Tropical cyclones, including Hurricane Isaias, could have erratic behavior with fluctuating intensity and shifts in trajectory. Conditions could quickly change, prompting new watches or warnings as the storm moves along the coast. Despite today’s forecast track, it is important that everyone from Florida to Maine closely monitor the storm, prepare for its impacts, and take efforts to protect life and property until the threat has completely passed.
While Isaias probably won’t be a strong hurricane when it pushes into the Mid Atlantic and New England states, it will likely be a destructive tropical storm similar to past damaging tropical storms that have impact the region.

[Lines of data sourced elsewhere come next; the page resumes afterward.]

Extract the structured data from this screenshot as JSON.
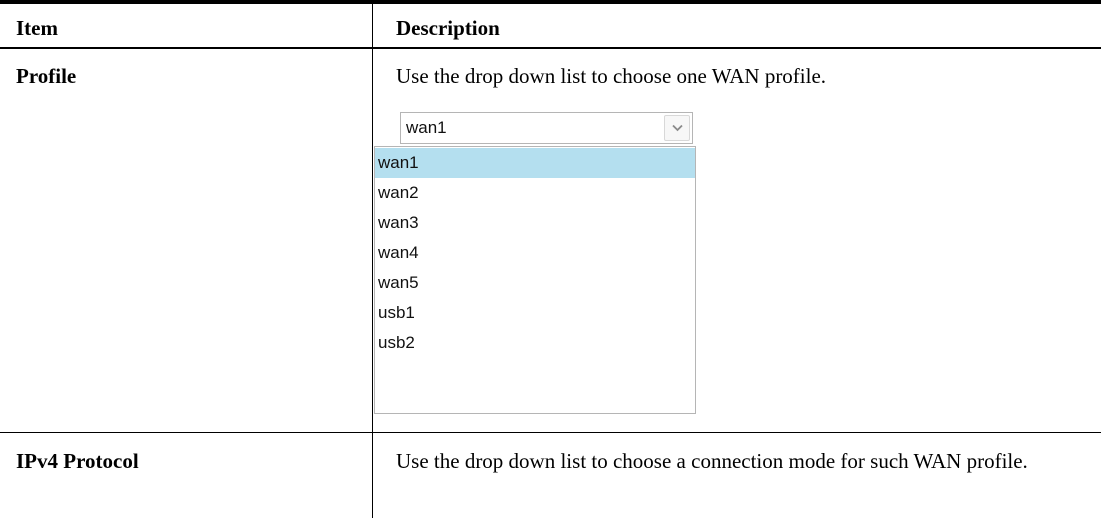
{
  "table": {
    "header": {
      "item": "Item",
      "description": "Description"
    },
    "rows": [
      {
        "item": "Profile",
        "description": "Use the drop down list to choose one WAN profile."
      },
      {
        "item": "IPv4 Protocol",
        "description": "Use the drop down list to choose a connection mode for such WAN profile."
      }
    ]
  },
  "profile_select": {
    "selected_value": "wan1",
    "arrow_icon": "chevron-down-icon",
    "options": [
      "wan1",
      "wan2",
      "wan3",
      "wan4",
      "wan5",
      "usb1",
      "usb2"
    ],
    "highlighted_option": "wan1"
  },
  "colors": {
    "highlight": "#b4dfef",
    "border": "#b5b5b5",
    "rule": "#000000"
  }
}
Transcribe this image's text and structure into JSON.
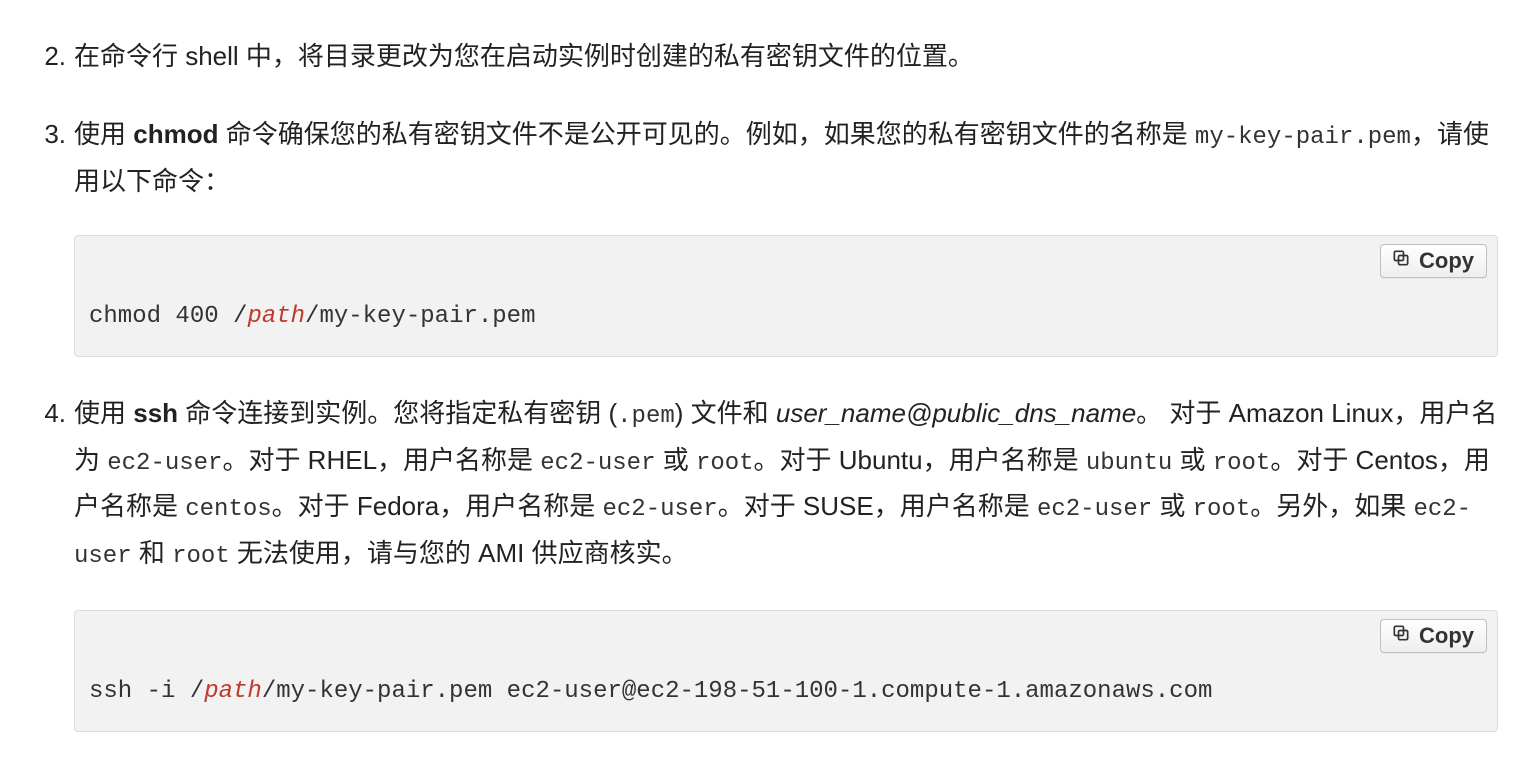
{
  "copy_label": "Copy",
  "steps": {
    "2": {
      "num": "2.",
      "text": "在命令行 shell 中，将目录更改为您在启动实例时创建的私有密钥文件的位置。"
    },
    "3": {
      "num": "3.",
      "t1": "使用 ",
      "cmd": "chmod",
      "t2": " 命令确保您的私有密钥文件不是公开可见的。例如，如果您的私有密钥文件的名称是 ",
      "filename": "my-key-pair.pem",
      "t3": "，请使用以下命令：",
      "code": {
        "a": "chmod 400 /",
        "repl": "path",
        "b": "/my-key-pair.pem"
      }
    },
    "4": {
      "num": "4.",
      "t1": "使用 ",
      "cmd": "ssh",
      "t2": " 命令连接到实例。您将指定私有密钥 (",
      "ext": ".pem",
      "t3": ") 文件和 ",
      "userhost": "user_name@public_dns_name",
      "t4": "。 对于 Amazon Linux，用户名为 ",
      "u1": "ec2-user",
      "t5": "。对于 RHEL，用户名称是 ",
      "u2": "ec2-user",
      "t6": " 或 ",
      "u3": "root",
      "t7": "。对于 Ubuntu，用户名称是 ",
      "u4": "ubuntu",
      "t8": " 或 ",
      "u5": "root",
      "t9": "。对于 Centos，用户名称是 ",
      "u6": "centos",
      "t10": "。对于 Fedora，用户名称是 ",
      "u7": "ec2-user",
      "t11": "。对于 SUSE，用户名称是 ",
      "u8": "ec2-user",
      "t12": " 或 ",
      "u9": "root",
      "t13": "。另外，如果 ",
      "u10": "ec2-user",
      "t14": " 和 ",
      "u11": "root",
      "t15": " 无法使用，请与您的 AMI 供应商核实。",
      "code": {
        "a": "ssh -i /",
        "repl": "path",
        "b": "/my-key-pair.pem ec2-user@ec2-198-51-100-1.compute-1.amazonaws.com"
      }
    }
  }
}
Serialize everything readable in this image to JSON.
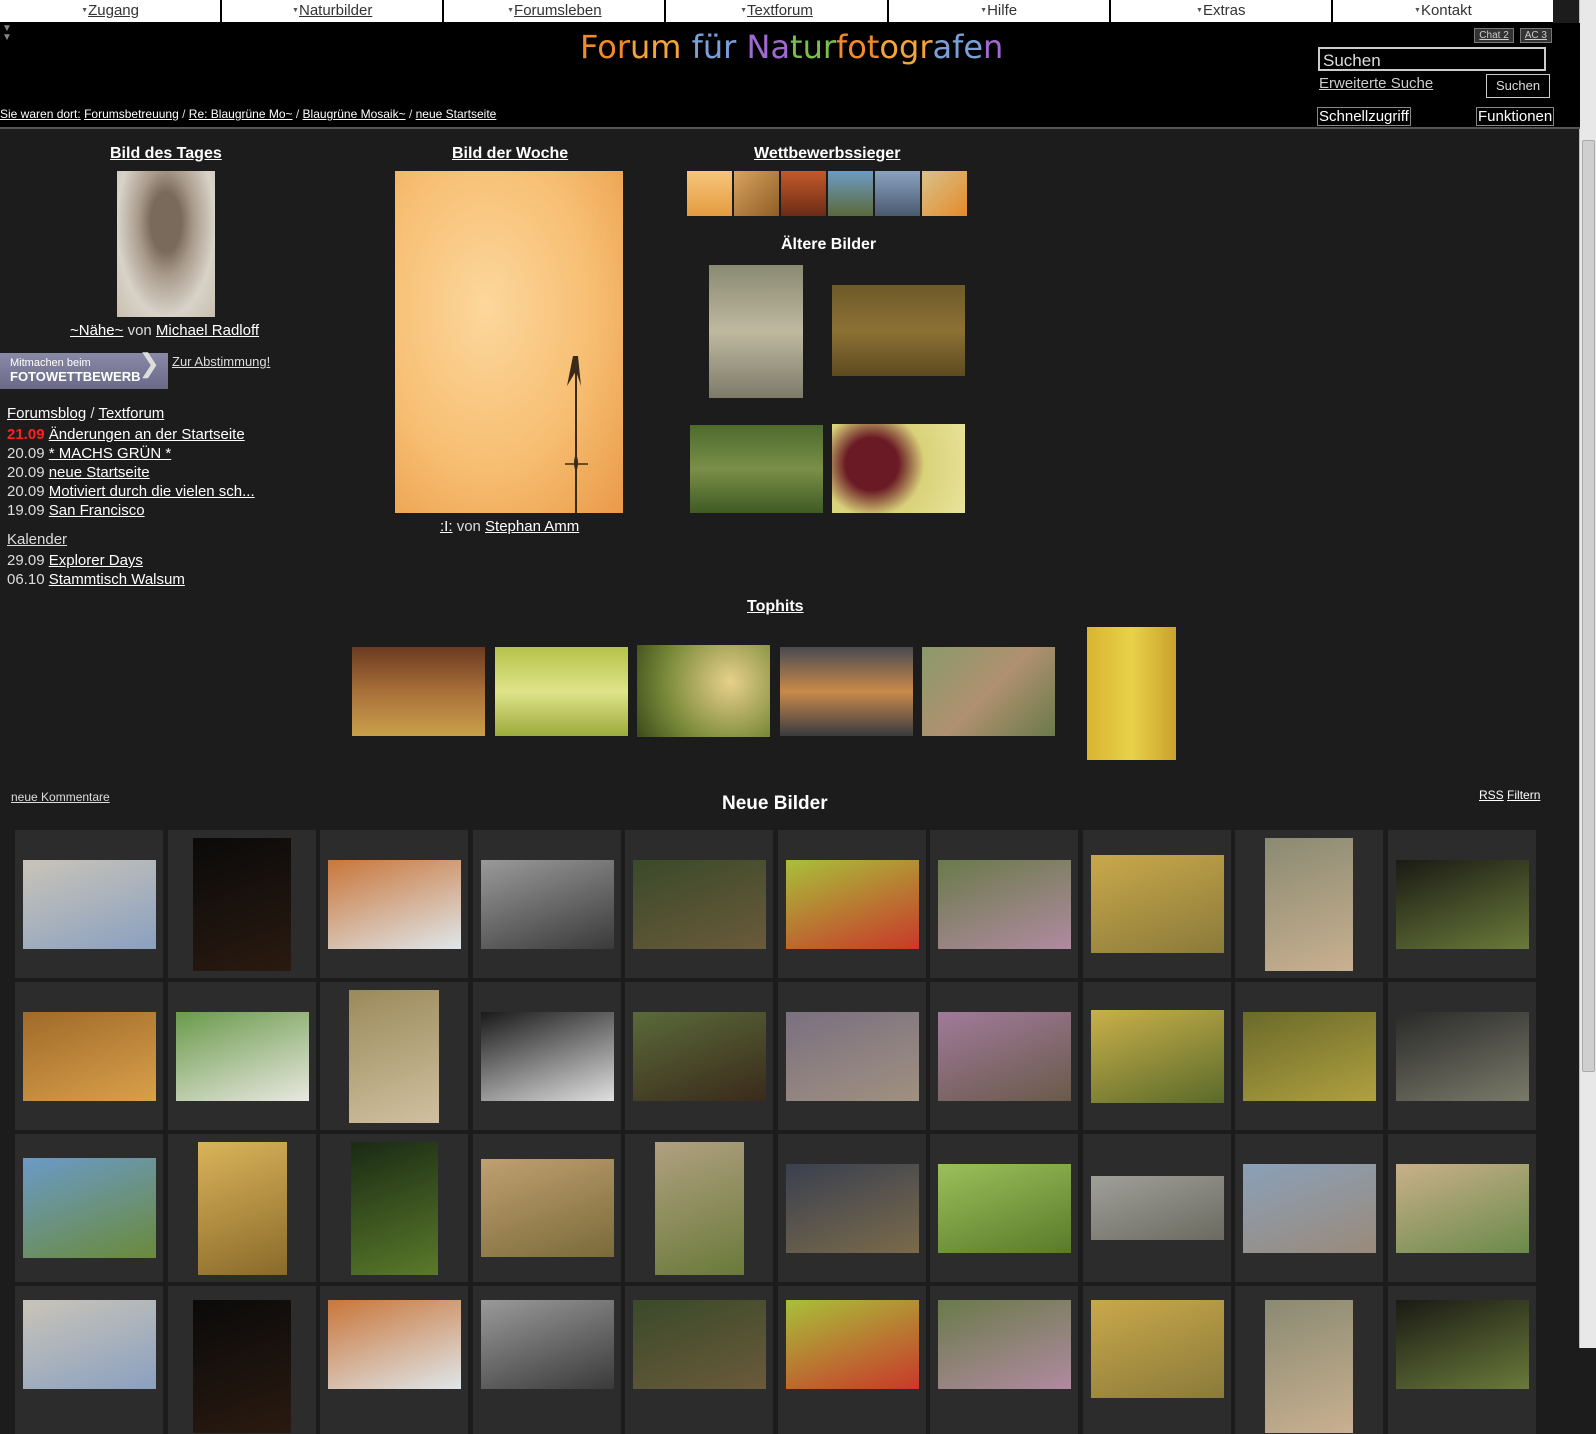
{
  "menu": [
    {
      "label": "Zugang"
    },
    {
      "label": "Naturbilder"
    },
    {
      "label": "Forumsleben"
    },
    {
      "label": "Textforum"
    },
    {
      "label": "Hilfe"
    },
    {
      "label": "Extras"
    },
    {
      "label": "Kontakt"
    }
  ],
  "logo": "Forum für Naturfotografen",
  "chat": {
    "chat2": "Chat 2",
    "ac3": "AC 3"
  },
  "search": {
    "value": "Suchen",
    "advanced": "Erweiterte Suche",
    "button": "Suchen"
  },
  "breadcrumb": {
    "prefix": "Sie waren dort:",
    "items": [
      "Forumsbetreuung",
      "Re: Blaugrüne Mo~",
      "Blaugrüne Mosaik~",
      "neue Startseite"
    ]
  },
  "quick": "Schnellzugriff",
  "functions": "Funktionen",
  "bild_des_tages": {
    "heading": "Bild des Tages",
    "title": "~Nähe~",
    "von": "von",
    "author": "Michael Radloff"
  },
  "voting": {
    "line1": "Mitmachen beim",
    "line2": "FOTOWETTBEWERB",
    "link": "Zur Abstimmung!"
  },
  "bild_der_woche": {
    "heading": "Bild der Woche",
    "title": ":I:",
    "von": "von",
    "author": "Stephan Amm"
  },
  "wettbewerb": {
    "heading": "Wettbewerbssieger"
  },
  "aeltere": {
    "heading": "Ältere Bilder"
  },
  "blog": {
    "forumsblog": "Forumsblog",
    "slash": "/",
    "textforum": "Textforum",
    "entries": [
      {
        "date": "21.09",
        "text": "Änderungen an der Startseite",
        "highlight": true
      },
      {
        "date": "20.09",
        "text": "* MACHS GRÜN *"
      },
      {
        "date": "20.09",
        "text": "neue Startseite"
      },
      {
        "date": "20.09",
        "text": "Motiviert durch die vielen sch..."
      },
      {
        "date": "19.09",
        "text": "San Francisco"
      }
    ],
    "kalender": "Kalender",
    "events": [
      {
        "date": "29.09",
        "text": "Explorer Days"
      },
      {
        "date": "06.10",
        "text": "Stammtisch Walsum"
      }
    ]
  },
  "tophits": {
    "heading": "Tophits"
  },
  "neue_bilder": {
    "heading": "Neue Bilder",
    "kommentare": "neue Kommentare",
    "rss": "RSS",
    "filtern": "Filtern"
  },
  "colors": {
    "accent_red": "#ff2020",
    "background": "#1c1c1c",
    "header": "#000000"
  }
}
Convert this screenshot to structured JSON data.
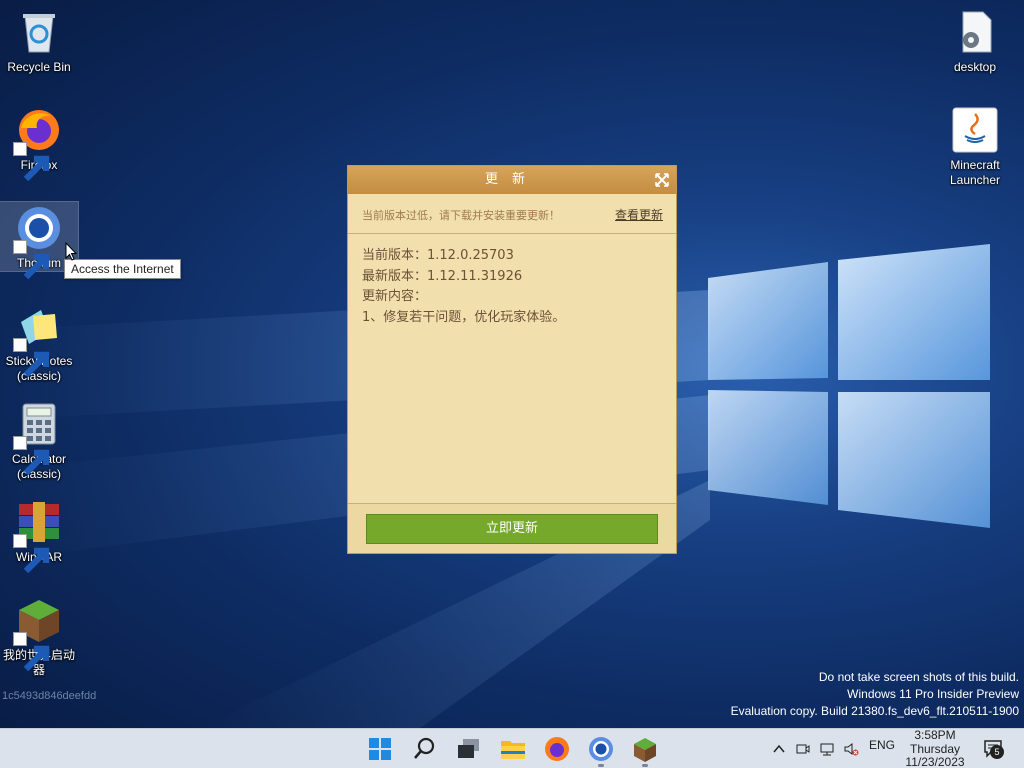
{
  "desktop": {
    "icons_left": [
      {
        "label": "Recycle Bin"
      },
      {
        "label": "Firefox"
      },
      {
        "label": "Thorium"
      },
      {
        "label": "Sticky Notes (classic)"
      },
      {
        "label": "Calculator (classic)"
      },
      {
        "label": "WinRAR"
      },
      {
        "label": "我的世界启动器"
      }
    ],
    "icons_right": [
      {
        "label": "desktop"
      },
      {
        "label": "Minecraft Launcher"
      }
    ],
    "tooltip": "Access the Internet",
    "hash_text": "1c5493d846deefdd"
  },
  "dialog": {
    "title": "更新",
    "notice": "当前版本过低，请下载并安装重要更新！",
    "view_link": "查看更新",
    "current_version": "当前版本：1.12.0.25703",
    "latest_version": "最新版本：1.12.11.31926",
    "content_label": "更新内容：",
    "content_item": "1、修复若干问题，优化玩家体验。",
    "update_button": "立即更新"
  },
  "watermark": {
    "line1": "Do not take screen shots of this build.",
    "line2": "Windows 11 Pro Insider Preview",
    "line3": "Evaluation copy. Build 21380.fs_dev6_flt.210511-1900"
  },
  "taskbar": {
    "apps": [
      "start-icon",
      "search-icon",
      "task-view-icon",
      "file-explorer-icon",
      "firefox-icon",
      "thorium-icon",
      "minecraft-icon"
    ],
    "language": "ENG",
    "time": "3:58PM",
    "day": "Thursday",
    "date": "11/23/2023",
    "notification_count": "5"
  },
  "colors": {
    "dialog_bg": "#f1dfae",
    "dialog_title": "#c48d42",
    "update_button": "#75a82b",
    "taskbar": "#dbe2ec"
  }
}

One such storm was Floyd in 1999. While Floyd initially made landfall as a hurricane into the North Carolina coast, it weakened to tropical storm status by late on September 16. The storm gradually lost its tropical characteristics as it quickly moved through the Delmarva Peninsula, eastern New Jersey, Long Island, and New England. Late on September 17, Floyd transitioned into an extratropical cyclone near the coast of southern Maine. Even though Floyd was “only” a tropical storm, it left a trail of death and destruction from North Carolina to Maine. In Virginia, Floyd created $101 million in damages and claimed 4 lives. In Washington, DC, damaging winds knocked down trees and power-lines; a wind gust of 56 mph was recorded at the Children’s National Medical Hospital. Maryland and Delaware were hit by flooding rains that caused more than $100 million in damages. In Delaware alone, 171 homes were damaged with 33 destroyed. New Jersey then saw its worst natural disaster in the state’s history at the time; 7 people were killed while major floods washed away homes and entire communities. More than 1,500 homes were damaged and 284 were destroyed in the Garden State, leaving more than 1,000 people homeless, with Middlesex, Somerset, and Bergen Counties among the worst hit. Even away from the coast, Pennsylvania was not spared; there, Floyd killed 13 people, largely due to drownings, fallen trees, or heart attacks, and another 40 people were severely injured. The hurricane left about $60 million in damage, mostly related to its heavy rainfall. Floyd continued adding to its damage and death toll as it moved into New York state, with many left without power for a prolonged period of time.
Another storm to impact the region was Tropical Storm Irene. After making landfall on North Carolina as a category 1 hurricane, it moved north, making a second landfall at Brigantine, New Jersey on August 28, 2011. Making landfall with winds of 70 mph, Irene moved over water again, hugging the New Jersey coastline. Later that morning, Tropical Storm Irene made landfall again with 65 mph winds in the Coney Island neighborhood of Brooklyn, New York. The storm would replace Floyd as New Jersey’s costliest natural disaster. It also created incredible damage and claimed lives into New England, leaving 48 people dead and creating a damage total of $13.5 billion.
Another notable non-hurricane storm to impact the U.S. East Coast was Sandy in 2012. In October of that year, Sandy moved ashore in Brigantine, New Jersey as an extratropical cyclone. Sandy killed 37 and causing nearly $30 billion in damages, surpassing Floyd and Irene as the Garden State’s biggest natural disaster. Widespread devastation occurred, particularly on Long Beach Island and the Barnegat Peninsula, where the Seaside Heights boardwalk collapsed into the ocean. Further north, storm surge flooding caused massive destruction along the Raritan Bay and traps thousands in Hoboken. All of New Jersey Transit’s commuter rail operations are affected, with some lines out of service for over a month. Sandy also causes the worst power outage in state history, blacking out over 2 million households. Sandy created equal devastation around New York City and across western Long Island, where coastal communities were inundated by a significant storm surge.